The Cane premieres as part of a new season 'exploring power and control, identity and gender. Instead of spearing consumer culture, Ravenhill turns his talents to issues of control and comeuppance.
An estranged daughter (Nicola Walker) returns to her family home to find it under siege. Her mother (Maggie Steed) is dismissive. Her father (Alun Armstrong) is too preoccupied writing a report to react.
Right from the offset, The Cane is a unsettling, slippery watch, undercut with conflict and uncertainty. Through the prickly exchanges between the daughter and her mother we learn that the commotion has been building around the father's retirement from teaching. The angry mob is made up of school children.
Nicola Walker in The Cane. Photo: Johan Persson
With the daughter as the voice of Academy Schools and the parents as proponents of the old system, the play is deeply rooted in the debate around education systems. It's frigid territory at first, as the characters feel like mouth pieces and the debate feels quite academic. But as the titular cane begins to dominate the drama, the story becomes a more compelling power game.
Thanks to exacting performances from all three actors, the story gets increasingly cutting as we get dragged into the history of corporeal punishment in schools. The cane that's hidden away in the attic is a relic but also a metaphor for burying shame in the past. It's a testament to the writing that a plot so intricately shaped around the specifics of education is just as potent on the resentments and lies of family life.
Though the taut drama stays sedate and darkly funny on the surface, director Vicky Featherstone imbues a sense of unseen violence. There's a Pinterian playfulness to the shifting powers - as we never quite know who is victim.
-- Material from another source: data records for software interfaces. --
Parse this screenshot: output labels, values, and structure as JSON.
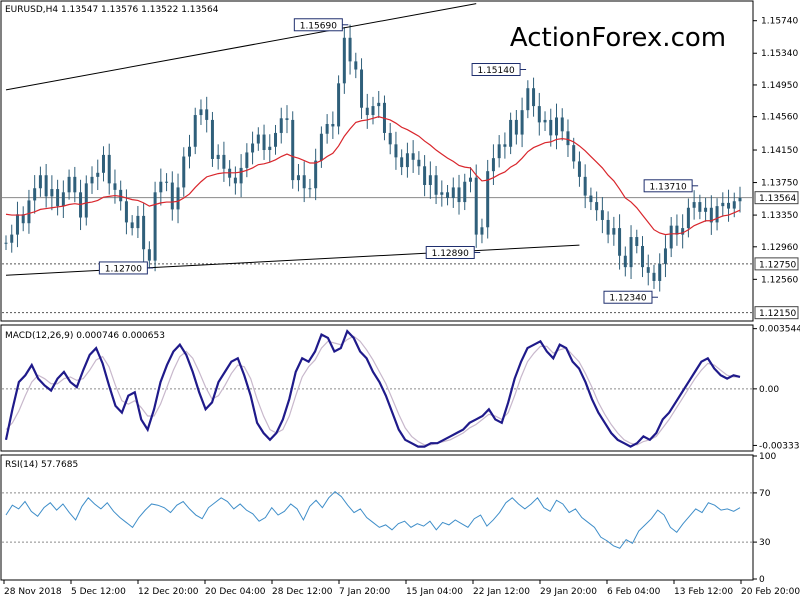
{
  "colors": {
    "background": "#ffffff",
    "candles": "#2f5f7a",
    "ma": "#d9262c",
    "trendline": "#000000",
    "macd_line": "#1f1a8a",
    "macd_signal": "#c8b8cc",
    "rsi_line": "#3f8ec9",
    "dotted": "#8a8a8a",
    "watermark": "#c9c9c9",
    "label_border": "#1f2f6e"
  },
  "chart_data": {
    "type": "candlestick",
    "title": "EURUSD,H4  1.13547 1.13576 1.13522 1.13564",
    "watermark": "ActionForex.com",
    "ylim": [
      1.1206,
      1.1597
    ],
    "y_ticks": [
      "1.15740",
      "1.15340",
      "1.14950",
      "1.14560",
      "1.14150",
      "1.13750",
      "1.13350",
      "1.12960",
      "1.12560"
    ],
    "current_price_label": "1.13564",
    "support_label": "1.12750",
    "bottom_label": "1.12150",
    "x_tick_labels": [
      "28 Nov 2018",
      "5 Dec 12:00",
      "12 Dec 20:00",
      "20 Dec 04:00",
      "28 Dec 12:00",
      "7 Jan 20:00",
      "15 Jan 04:00",
      "22 Jan 12:00",
      "29 Jan 20:00",
      "6 Feb 04:00",
      "13 Feb 12:00",
      "20 Feb 20:00"
    ],
    "pivot_labels": [
      {
        "text": "1.15690",
        "bar": 59,
        "price": 1.1569,
        "side": "left"
      },
      {
        "text": "1.15140",
        "bar": 90,
        "price": 1.1514,
        "side": "left"
      },
      {
        "text": "1.13710",
        "bar": 120,
        "price": 1.1371,
        "side": "left"
      },
      {
        "text": "1.12700",
        "bar": 25,
        "price": 1.127,
        "side": "left"
      },
      {
        "text": "1.12890",
        "bar": 82,
        "price": 1.1289,
        "side": "left"
      },
      {
        "text": "1.12340",
        "bar": 113,
        "price": 1.1234,
        "side": "left"
      }
    ],
    "trendlines": [
      {
        "x1": 0,
        "y1": 1.1489,
        "x2": 82,
        "y2": 1.1595
      },
      {
        "x1": 0,
        "y1": 1.1261,
        "x2": 100,
        "y2": 1.1298
      }
    ],
    "close_series": [
      1.1301,
      1.1311,
      1.1336,
      1.1325,
      1.1353,
      1.1368,
      1.1384,
      1.1358,
      1.1367,
      1.1346,
      1.1363,
      1.1382,
      1.1363,
      1.1332,
      1.1374,
      1.1382,
      1.1387,
      1.1409,
      1.1374,
      1.1366,
      1.1352,
      1.1326,
      1.1319,
      1.1334,
      1.1293,
      1.1279,
      1.1363,
      1.1376,
      1.1375,
      1.1342,
      1.1369,
      1.1407,
      1.1419,
      1.1458,
      1.1465,
      1.1452,
      1.1404,
      1.1409,
      1.1392,
      1.1381,
      1.1374,
      1.1393,
      1.1412,
      1.1423,
      1.1434,
      1.1415,
      1.1419,
      1.1436,
      1.1454,
      1.1452,
      1.1378,
      1.1384,
      1.1368,
      1.1368,
      1.1402,
      1.1435,
      1.1447,
      1.1444,
      1.1497,
      1.1553,
      1.1524,
      1.1514,
      1.1467,
      1.1458,
      1.1469,
      1.1473,
      1.1436,
      1.1422,
      1.1406,
      1.1394,
      1.1411,
      1.1403,
      1.1395,
      1.1372,
      1.1384,
      1.136,
      1.1363,
      1.1356,
      1.1369,
      1.1351,
      1.1376,
      1.1381,
      1.1311,
      1.132,
      1.1389,
      1.1405,
      1.1422,
      1.1419,
      1.1452,
      1.1434,
      1.1464,
      1.1491,
      1.1469,
      1.1449,
      1.1452,
      1.1433,
      1.1455,
      1.1438,
      1.1421,
      1.1401,
      1.1382,
      1.1359,
      1.1351,
      1.1341,
      1.1329,
      1.1311,
      1.1319,
      1.1285,
      1.1271,
      1.1308,
      1.1297,
      1.1271,
      1.1264,
      1.1254,
      1.1275,
      1.1294,
      1.1322,
      1.1311,
      1.1319,
      1.1344,
      1.1351,
      1.1339,
      1.1344,
      1.1326,
      1.1346,
      1.135,
      1.1343,
      1.1352,
      1.1356
    ],
    "ma_series": [
      1.1336,
      1.1335,
      1.1335,
      1.1335,
      1.1337,
      1.1339,
      1.1342,
      1.1343,
      1.1344,
      1.1345,
      1.1346,
      1.1348,
      1.1349,
      1.1348,
      1.135,
      1.1351,
      1.1353,
      1.1357,
      1.1358,
      1.1359,
      1.1358,
      1.1356,
      1.1354,
      1.1353,
      1.135,
      1.1346,
      1.1348,
      1.135,
      1.1351,
      1.1351,
      1.1352,
      1.1356,
      1.1361,
      1.1369,
      1.1376,
      1.1382,
      1.1384,
      1.1386,
      1.1387,
      1.1387,
      1.1387,
      1.1388,
      1.139,
      1.1393,
      1.1397,
      1.1398,
      1.14,
      1.1403,
      1.1407,
      1.141,
      1.1407,
      1.1405,
      1.1402,
      1.1399,
      1.1399,
      1.1402,
      1.1407,
      1.1411,
      1.142,
      1.1432,
      1.1441,
      1.1449,
      1.1451,
      1.1452,
      1.1454,
      1.1456,
      1.1454,
      1.1452,
      1.1448,
      1.1443,
      1.144,
      1.1436,
      1.1432,
      1.1426,
      1.1421,
      1.1415,
      1.141,
      1.1405,
      1.1401,
      1.1396,
      1.1394,
      1.1393,
      1.1384,
      1.1377,
      1.1378,
      1.1381,
      1.1385,
      1.1388,
      1.1394,
      1.1398,
      1.1405,
      1.1413,
      1.1418,
      1.1421,
      1.1424,
      1.1425,
      1.1428,
      1.1429,
      1.1428,
      1.1425,
      1.142,
      1.1414,
      1.1407,
      1.14,
      1.1393,
      1.1384,
      1.1377,
      1.1367,
      1.1356,
      1.1351,
      1.1344,
      1.1335,
      1.1326,
      1.1317,
      1.1313,
      1.1311,
      1.1312,
      1.1312,
      1.1313,
      1.1317,
      1.1322,
      1.1325,
      1.1328,
      1.1328,
      1.1331,
      1.1334,
      1.1335,
      1.1338,
      1.1341
    ],
    "macd": {
      "label": "MACD(12,26,9) 0.000746 0.000653",
      "ylim": [
        -0.0036,
        0.0037
      ],
      "y_ticks": [
        "0.003544",
        "0.00",
        "-0.003331"
      ],
      "line": [
        -0.003,
        -0.0012,
        0.0004,
        0.0008,
        0.0014,
        0.0006,
        0.0002,
        -0.0001,
        0.0006,
        0.001,
        0.0004,
        0.0001,
        0.0011,
        0.002,
        0.0024,
        0.0015,
        0.0002,
        -0.001,
        -0.0014,
        -0.0004,
        -0.0002,
        -0.0018,
        -0.0024,
        -0.0012,
        0.0004,
        0.0014,
        0.0022,
        0.0026,
        0.002,
        0.001,
        -0.0002,
        -0.0012,
        -0.0008,
        0.0004,
        0.001,
        0.0016,
        0.0018,
        0.0008,
        -0.0004,
        -0.002,
        -0.0026,
        -0.003,
        -0.0026,
        -0.0018,
        -0.0006,
        0.001,
        0.0018,
        0.0016,
        0.0022,
        0.0032,
        0.003,
        0.0022,
        0.0024,
        0.0034,
        0.003,
        0.0022,
        0.0018,
        0.001,
        0.0004,
        -0.0004,
        -0.0014,
        -0.0024,
        -0.003,
        -0.0032,
        -0.0034,
        -0.0034,
        -0.0032,
        -0.0032,
        -0.003,
        -0.0028,
        -0.0026,
        -0.0024,
        -0.002,
        -0.0018,
        -0.0016,
        -0.0012,
        -0.0018,
        -0.002,
        -0.0008,
        0.0006,
        0.0016,
        0.0024,
        0.0026,
        0.0028,
        0.0022,
        0.0018,
        0.0026,
        0.0024,
        0.0016,
        0.0012,
        0.0004,
        -0.0006,
        -0.0014,
        -0.002,
        -0.0026,
        -0.003,
        -0.0032,
        -0.0034,
        -0.0032,
        -0.0028,
        -0.003,
        -0.0026,
        -0.0018,
        -0.0014,
        -0.0008,
        -0.0002,
        0.0004,
        0.001,
        0.0016,
        0.0018,
        0.0012,
        0.0008,
        0.0006,
        0.0008,
        0.0007
      ],
      "signal": [
        -0.0024,
        -0.002,
        -0.0013,
        -0.0004,
        0.0004,
        0.0008,
        0.0006,
        0.0003,
        0.0003,
        0.0006,
        0.0007,
        0.0005,
        0.0006,
        0.0011,
        0.0017,
        0.0019,
        0.0013,
        0.0002,
        -0.0007,
        -0.0009,
        -0.0007,
        -0.0011,
        -0.0016,
        -0.0016,
        -0.0009,
        0.0001,
        0.0011,
        0.0019,
        0.0022,
        0.0018,
        0.001,
        0.0001,
        -0.0006,
        -0.0004,
        0.0002,
        0.0009,
        0.0014,
        0.0013,
        0.0006,
        -0.0006,
        -0.0016,
        -0.0024,
        -0.0026,
        -0.0024,
        -0.0016,
        -0.0004,
        0.0007,
        0.0013,
        0.0017,
        0.0024,
        0.0028,
        0.0027,
        0.0026,
        0.0029,
        0.0031,
        0.0028,
        0.0023,
        0.0017,
        0.001,
        0.0003,
        -0.0006,
        -0.0015,
        -0.0023,
        -0.0028,
        -0.0031,
        -0.0033,
        -0.0033,
        -0.0032,
        -0.0031,
        -0.003,
        -0.0028,
        -0.0026,
        -0.0023,
        -0.0021,
        -0.0018,
        -0.0015,
        -0.0016,
        -0.0018,
        -0.0014,
        -0.0004,
        0.0007,
        0.0016,
        0.0021,
        0.0025,
        0.0025,
        0.0021,
        0.0023,
        0.0024,
        0.002,
        0.0016,
        0.0009,
        0.0001,
        -0.0008,
        -0.0015,
        -0.0021,
        -0.0026,
        -0.003,
        -0.0032,
        -0.0033,
        -0.0031,
        -0.003,
        -0.0028,
        -0.0023,
        -0.0018,
        -0.0012,
        -0.0006,
        0.0,
        0.0006,
        0.0011,
        0.0015,
        0.0014,
        0.0011,
        0.0008,
        0.0007,
        0.0007
      ]
    },
    "rsi": {
      "label": "RSI(14) 57.7685",
      "ylim": [
        0,
        100
      ],
      "y_ticks": [
        "100",
        "70",
        "30",
        "0"
      ],
      "levels": [
        70,
        30
      ],
      "values": [
        52,
        60,
        57,
        63,
        55,
        51,
        58,
        62,
        56,
        61,
        54,
        48,
        59,
        66,
        61,
        57,
        62,
        55,
        50,
        46,
        42,
        50,
        56,
        61,
        60,
        58,
        54,
        60,
        63,
        57,
        52,
        49,
        58,
        62,
        66,
        63,
        57,
        61,
        56,
        53,
        47,
        50,
        58,
        52,
        55,
        61,
        57,
        48,
        59,
        64,
        58,
        66,
        71,
        67,
        60,
        54,
        57,
        50,
        46,
        42,
        44,
        40,
        45,
        47,
        42,
        45,
        43,
        47,
        40,
        46,
        44,
        48,
        45,
        42,
        49,
        52,
        43,
        48,
        54,
        62,
        66,
        61,
        57,
        61,
        66,
        58,
        55,
        64,
        61,
        54,
        57,
        50,
        46,
        42,
        34,
        31,
        27,
        25,
        32,
        29,
        39,
        44,
        49,
        56,
        52,
        42,
        38,
        45,
        51,
        57,
        54,
        62,
        60,
        56,
        57,
        55,
        58
      ]
    }
  }
}
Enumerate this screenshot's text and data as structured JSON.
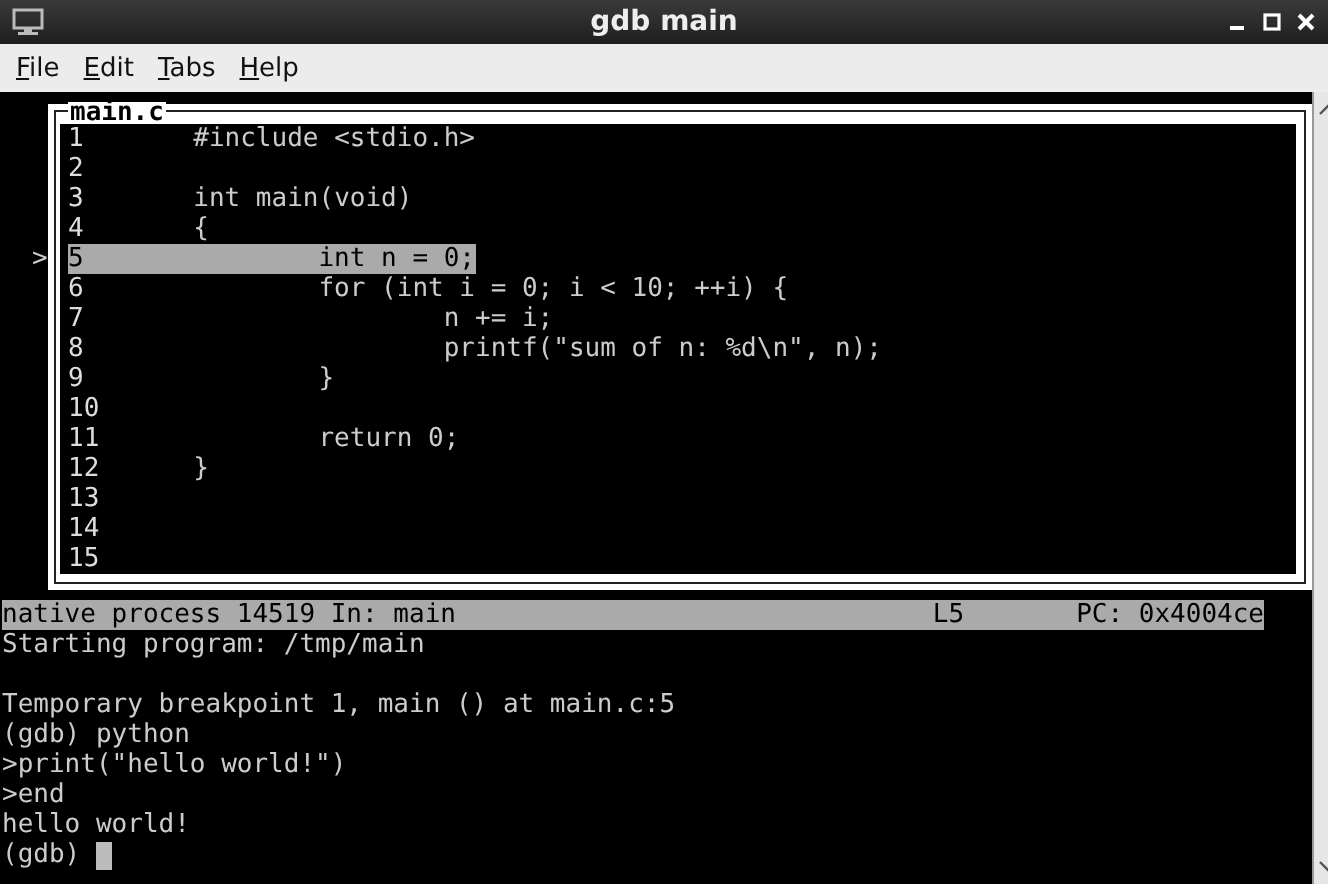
{
  "window": {
    "title": "gdb main"
  },
  "menu": [
    {
      "label": "File"
    },
    {
      "label": "Edit"
    },
    {
      "label": "Tabs"
    },
    {
      "label": "Help"
    }
  ],
  "source_window": {
    "title": "main.c",
    "marker": ">",
    "lines": [
      {
        "number": "1",
        "code": "\t#include <stdio.h>",
        "selected": false
      },
      {
        "number": "2",
        "selected": false
      },
      {
        "number": "3",
        "code": "\tint main(void)",
        "selected": false
      },
      {
        "number": "4",
        "code": "\t{",
        "selected": false
      },
      {
        "number": "5",
        "code": "\t\tint n = 0;",
        "selected": true
      },
      {
        "number": "6",
        "code": "\t\tfor (int i = 0; i < 10; ++i) {",
        "selected": false
      },
      {
        "number": "7",
        "code": "\t\t\tn += i;",
        "selected": false
      },
      {
        "number": "8",
        "code": "\t\t\tprintf(\"sum of n: %d\\n\", n);",
        "selected": false
      },
      {
        "number": "9",
        "code": "\t\t}",
        "selected": false
      },
      {
        "number": "10",
        "selected": false
      },
      {
        "number": "11",
        "code": "\t\treturn 0;",
        "selected": false
      },
      {
        "number": "12",
        "code": "\t}",
        "selected": false
      },
      {
        "number": "13",
        "selected": false
      },
      {
        "number": "14",
        "selected": false
      },
      {
        "number": "15",
        "selected": false
      }
    ]
  },
  "status_bar": {
    "process": "native process 14519 In: main",
    "line": "L5",
    "pc": "PC: 0x4004ce"
  },
  "console": {
    "lines": [
      {
        "kind": "text",
        "text": "Starting program: /tmp/main"
      },
      {
        "kind": "blank"
      },
      {
        "kind": "text",
        "text": "Temporary breakpoint 1, main () at main.c:5"
      },
      {
        "kind": "text",
        "text": "(gdb) python"
      },
      {
        "kind": "text",
        "text": ">print(\"hello world!\")"
      },
      {
        "kind": "text",
        "text": ">end"
      },
      {
        "kind": "text",
        "text": "hello world!"
      }
    ],
    "prompt": "(gdb)"
  }
}
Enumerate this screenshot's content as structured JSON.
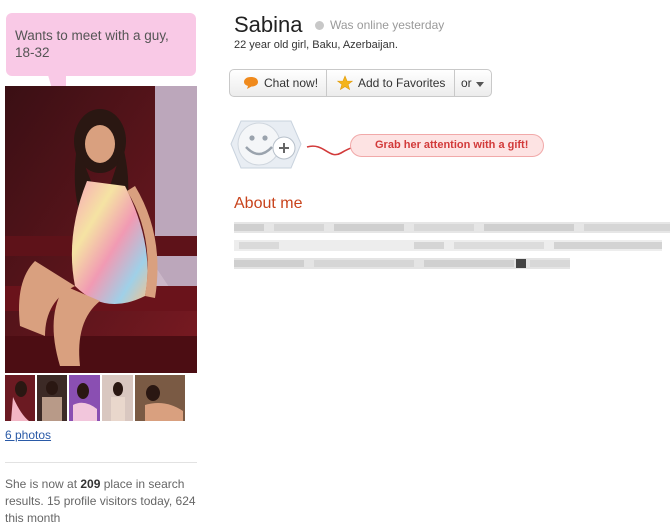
{
  "preference": {
    "text": "Wants to meet with a guy, 18-32"
  },
  "profile": {
    "name": "Sabina",
    "status": "Was online yesterday",
    "details": "22 year old girl, Baku, Azerbaijan."
  },
  "actions": {
    "chat_label": "Chat now!",
    "favorite_label": "Add to Favorites",
    "more_label": "or"
  },
  "gift": {
    "label": "Grab her attention with a gift!"
  },
  "about": {
    "heading": "About me"
  },
  "photos": {
    "link_label": "6 photos",
    "thumbnail_count": 5
  },
  "stats": {
    "prefix": "She is now at ",
    "place": "209",
    "suffix": " place in search results. 15 profile visitors today, 624 this month"
  },
  "colors": {
    "bubble": "#f9c9e6",
    "about_heading": "#c8431c",
    "gift_text": "#d23a3a",
    "link": "#2a5aa7"
  }
}
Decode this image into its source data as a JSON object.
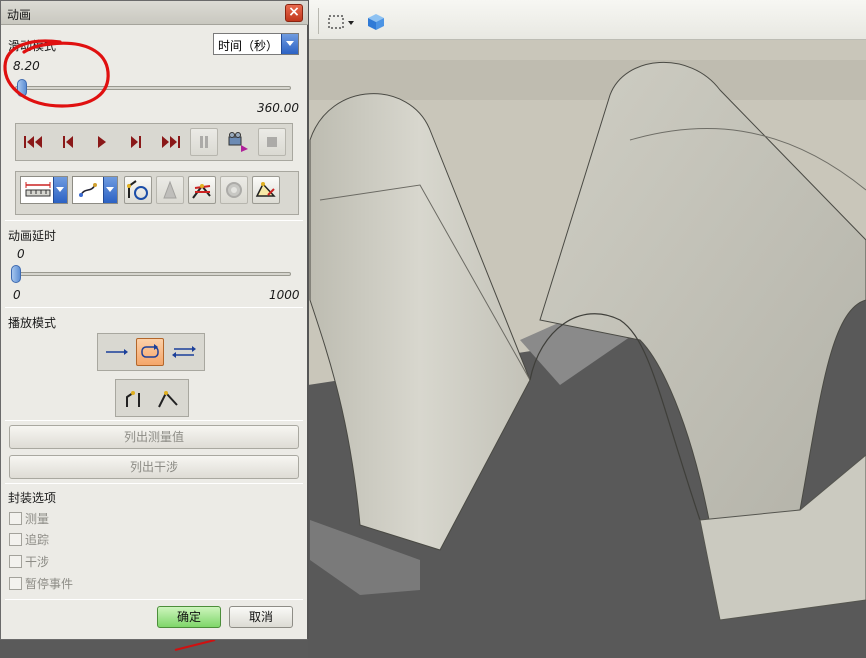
{
  "dialog": {
    "title": "动画",
    "close_glyph": "×"
  },
  "slider_section": {
    "label": "滑动模式",
    "unit_select": {
      "selected": "时间（秒）"
    },
    "current_value": "8.20",
    "max_value": "360.00",
    "current_fraction": 0.023
  },
  "delay_section": {
    "label": "动画延时",
    "current_value": "0",
    "min_value": "0",
    "max_value": "1000",
    "current_fraction": 0.0
  },
  "playback_controls": [
    "to-start-icon",
    "step-back-icon",
    "play-icon",
    "step-forward-icon",
    "to-end-icon",
    "pause-icon",
    "record-movie-icon",
    "stop-icon"
  ],
  "tool_controls": [
    "measure-icon",
    "trace-icon",
    "interference-icon",
    "solid-icon",
    "exploded-view-icon",
    "gear-icon",
    "snapshot-icon"
  ],
  "play_mode": {
    "label": "播放模式",
    "modes": [
      "once-icon",
      "loop-icon",
      "reverse-icon"
    ],
    "active_mode": "loop"
  },
  "actions": {
    "list_measurements": "列出测量值",
    "list_interference": "列出干涉"
  },
  "encapsulation": {
    "label": "封装选项",
    "options": [
      {
        "label": "测量",
        "checked": false
      },
      {
        "label": "追踪",
        "checked": false
      },
      {
        "label": "干涉",
        "checked": false
      },
      {
        "label": "暂停事件",
        "checked": false
      }
    ]
  },
  "footer": {
    "ok": "确定",
    "cancel": "取消"
  },
  "colors": {
    "accent_blue": "#2c62c4",
    "ok_green": "#7fd66a",
    "annotation_red": "#e01010",
    "model_surface": "#c8c7bd",
    "viewport_bg": "#5a5a5a"
  }
}
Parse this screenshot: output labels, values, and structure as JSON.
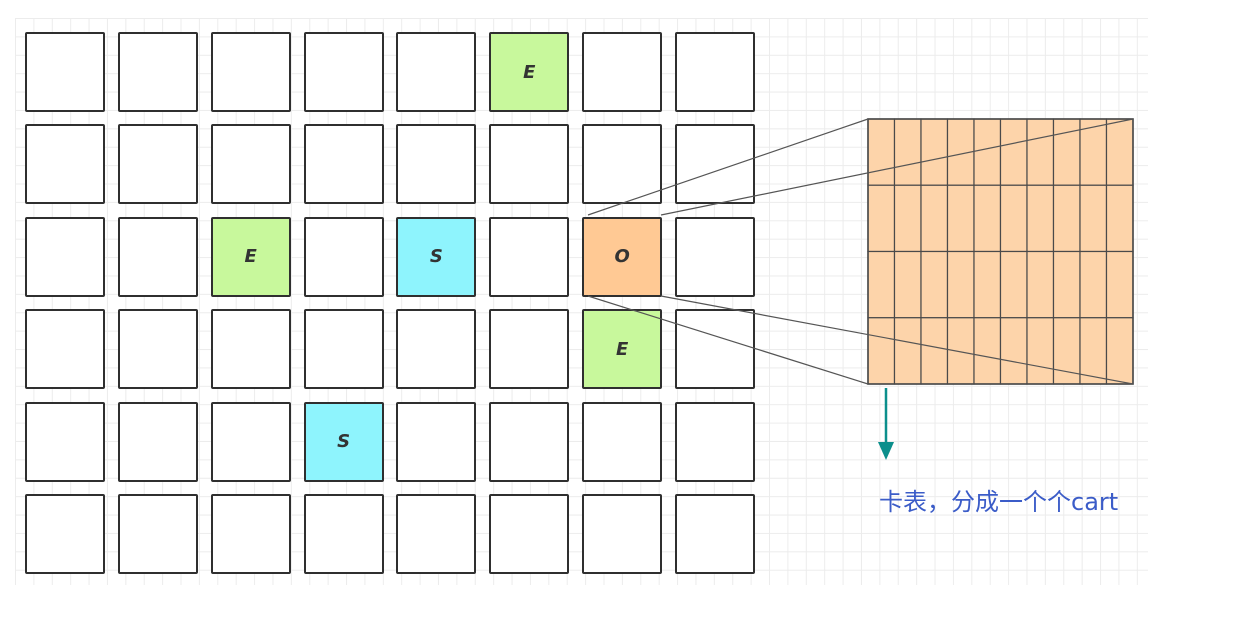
{
  "region_grid": {
    "rows": [
      [
        "",
        "",
        "",
        "",
        "",
        "E",
        "",
        ""
      ],
      [
        "",
        "",
        "",
        "",
        "",
        "",
        "",
        ""
      ],
      [
        "",
        "",
        "E",
        "",
        "S",
        "",
        "O",
        ""
      ],
      [
        "",
        "",
        "",
        "",
        "",
        "",
        "E",
        ""
      ],
      [
        "",
        "",
        "",
        "S",
        "",
        "",
        "",
        ""
      ],
      [
        "",
        "",
        "",
        "",
        "",
        "",
        "",
        ""
      ]
    ],
    "colors": {
      "E": "#c8f89c",
      "S": "#8ef4fd",
      "O": "#ffc994",
      "empty": "#ffffff"
    }
  },
  "card_table": {
    "fill": "#fdd4aa",
    "line_color": "#4a4a4a"
  },
  "connector_color": "#555555",
  "arrow_color": "#0b8f8c",
  "caption": {
    "text": "卡表，分成一个个cart",
    "color": "#3b5cc8"
  }
}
But Ravenhill builds towards a provocative plea about excavating and examining abuse, while the perpetrators are still here to face the music.
|What||The Cane, Royal Court Theatre review|
|Where||Royal Court Theatre, Sloane Square, London, SW1W 8AS | MAP|
|Nearest tube||Sloane Square (underground)|
06 Dec 18 – 26 Jan 19, Monday - Saturday 19:30, Thursday & Saturday matinees 14.30 (from 15 Dec)
|Price||£12 - £49|
|Website||Click here for more information|